At the moment, he's excited about a company called Digiboo, whose product he describes as "Redbox, but with a USB flash drive."
In addition to helping the Weinsteins in their bid for Miramax, Scharf recently shepherded the sale of the San Diego Padres to former Arizona Diamondbacks owner Jeff Moorad. As creative as finance minds come, Sharf advised film houses Overture and Participant on their investments this year.
"I feel a true partnership with them," he says of his corporate clients. Still, everyone needs to get away. When the mood strikes, Scharf retreats to his Sonoma County vineyard and winery.
Parents of teenage girls can blame Derwin-Weiss for helping Summit market the "Twilight" movies so aggressively. The ubiquitous campaign includes sweepstakes, co-promotions, iPhone apps, Facebook and Twitter contests, all of which must be monitored for legal issues.
"It's exciting," she says, "because you never know what's going to pop up." Although partner Carole Handler departed for Lathrop & Gage in May, Derwin-Weiss is part of a recent push into entertainment for the Chicago-based Wildman firm. Her group serves as marketing counsel to most of the major studios.
"There is not an 'entertainment exemption' to labor laws," Oncidi says, only half jokingly, when asked the biggest challenge in representing Hollywood clients like Paramount, CAA and Harpo Films in labor and employment matters.
"They should be aware that wage-and-hour laws do apply and anti-harassment laws do apply." This year he concluded the 10-year-old case between TV writers and WME and UTA for $70 million (CAA is forging forward, however). "Tony is a trusted adviser," says CAA general counsel Michael Rubel. "His judgment is impeccable." Despite the Hollywood clientele, Oncidi has been traveling regularly to Argentina and is learning the language.
A guild and union expert with nearly 50 years in the business, Fabrick spent the past year honing IATSE's low-budget agreement on behalf of production companies and renegotating the NFL Network's deal with the DGA.
He calls 2009 "the year of the audit," requiring him to help those guilds and unions shake loose change from the couches to help shore up their economically depressed investment portfolios. Fabrick also negotiated a new role this year -- as nurse for his wife, who injured her leg. He lost 23 pounds without her regular cooking. "I realized she's been trying to kill me for 52 years," he jokes.
They call her "Earthquake Witch" at home, because Bierman has predicted several recent quakes. Perhaps that second sense comes in handy for such clients as Fremantle Media, 19 Entertainment, Cartoon Network and Hasbro Studios (which recently brought her on as outside labor counsel): "I try to give clients the benefit of foreshadowing," she says.
And charm may have something to do with it -- this year she smoothed over a tense situation in Las Vegas between strong-arming union organizers and a reality TV show, and she spends her Friday nights supping in Studio City with a key union rep, forging yet another relationship with a would-be opponent.
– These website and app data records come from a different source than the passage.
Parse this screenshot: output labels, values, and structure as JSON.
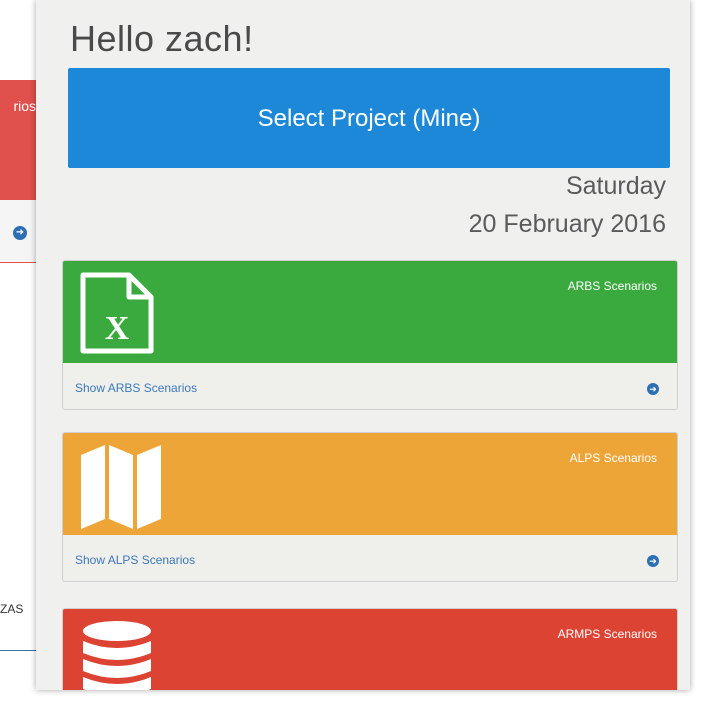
{
  "background": {
    "red_panel_label": "rios",
    "footer_text": "ZAS"
  },
  "greeting": "Hello zach!",
  "select_project": "Select Project (Mine)",
  "date": {
    "weekday": "Saturday",
    "full": "20 February 2016"
  },
  "cards": [
    {
      "title": "ARBS Scenarios",
      "link": "Show ARBS Scenarios",
      "color": "#3aaa3f",
      "icon": "excel-file-icon"
    },
    {
      "title": "ALPS Scenarios",
      "link": "Show ALPS Scenarios",
      "color": "#eea537",
      "icon": "map-icon"
    },
    {
      "title": "ARMPS Scenarios",
      "link": "",
      "color": "#dc4333",
      "icon": "database-icon"
    }
  ],
  "colors": {
    "primary": "#1e88d8",
    "link": "#3d79b8"
  }
}
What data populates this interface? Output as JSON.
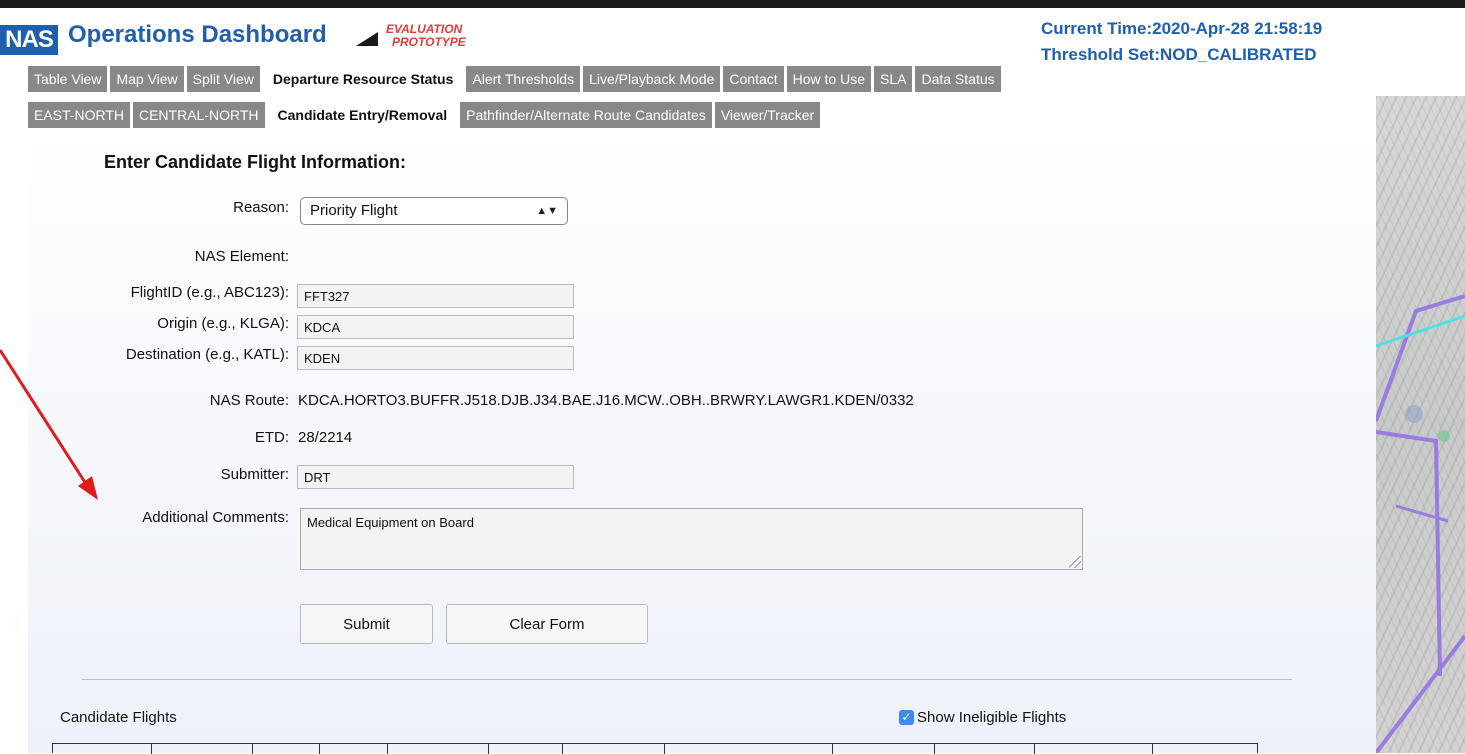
{
  "header": {
    "logo": "NAS",
    "title": "Operations Dashboard",
    "eval_line1": "EVALUATION",
    "eval_line2": "PROTOTYPE",
    "current_time": "Current  Time:2020-Apr-28 21:58:19",
    "threshold_set": "Threshold Set:NOD_CALIBRATED"
  },
  "tabs_main": [
    {
      "label": "Table View",
      "active": false
    },
    {
      "label": "Map View",
      "active": false
    },
    {
      "label": "Split View",
      "active": false
    },
    {
      "label": "Departure Resource Status",
      "active": true
    },
    {
      "label": "Alert Thresholds",
      "active": false
    },
    {
      "label": "Live/Playback Mode",
      "active": false
    },
    {
      "label": "Contact",
      "active": false
    },
    {
      "label": "How to Use",
      "active": false
    },
    {
      "label": "SLA",
      "active": false
    },
    {
      "label": "Data Status",
      "active": false
    }
  ],
  "tabs_sub": [
    {
      "label": "EAST-NORTH",
      "active": false
    },
    {
      "label": "CENTRAL-NORTH",
      "active": false
    },
    {
      "label": "Candidate Entry/Removal",
      "active": true
    },
    {
      "label": "Pathfinder/Alternate Route Candidates",
      "active": false
    },
    {
      "label": "Viewer/Tracker",
      "active": false
    }
  ],
  "form": {
    "heading": "Enter Candidate Flight Information:",
    "reason_label": "Reason:",
    "reason_value": "Priority Flight",
    "nas_element_label": "NAS Element:",
    "flightid_label": "FlightID (e.g., ABC123):",
    "flightid_value": "FFT327",
    "origin_label": "Origin (e.g., KLGA):",
    "origin_value": "KDCA",
    "destination_label": "Destination (e.g., KATL):",
    "destination_value": "KDEN",
    "nas_route_label": "NAS Route:",
    "nas_route_value": "KDCA.HORTO3.BUFFR.J518.DJB.J34.BAE.J16.MCW..OBH..BRWRY.LAWGR1.KDEN/0332",
    "etd_label": "ETD:",
    "etd_value": "28/2214",
    "submitter_label": "Submitter:",
    "submitter_value": "DRT",
    "comments_label": "Additional Comments:",
    "comments_value": "Medical Equipment on Board",
    "submit_label": "Submit",
    "clear_label": "Clear Form"
  },
  "candidates": {
    "title": "Candidate Flights",
    "show_ineligible_label": "Show Ineligible Flights",
    "show_ineligible_checked": true
  },
  "colors": {
    "brand": "#1f5fae",
    "tab_inactive": "#888888",
    "eval_red": "#e23b3b",
    "annotation_arrow": "#e01b1b",
    "route_purple": "#9a7be0",
    "route_cyan": "#4fe0e6"
  }
}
"God, I love the races," says Cole, a horse aficionado who tends to bet on the right pony in labor negotiations. He repped five major studios in the settlement of the 10-year-old age-discrimination suit brought by writers, and the AMPTP against the WGA over the use of motion capture in "Monster House."
Like many others involved with guilds and unions, he's working feverishly behind the scenes in prep work for upcoming talks with the Teamsters, SAG, DGA and WGA this year, though he doesn't see the negotiations being as "thorny" as previous years. And Cole is in the process of purchasing a thoroughbred with friends. "It's more fun if you own your own horse."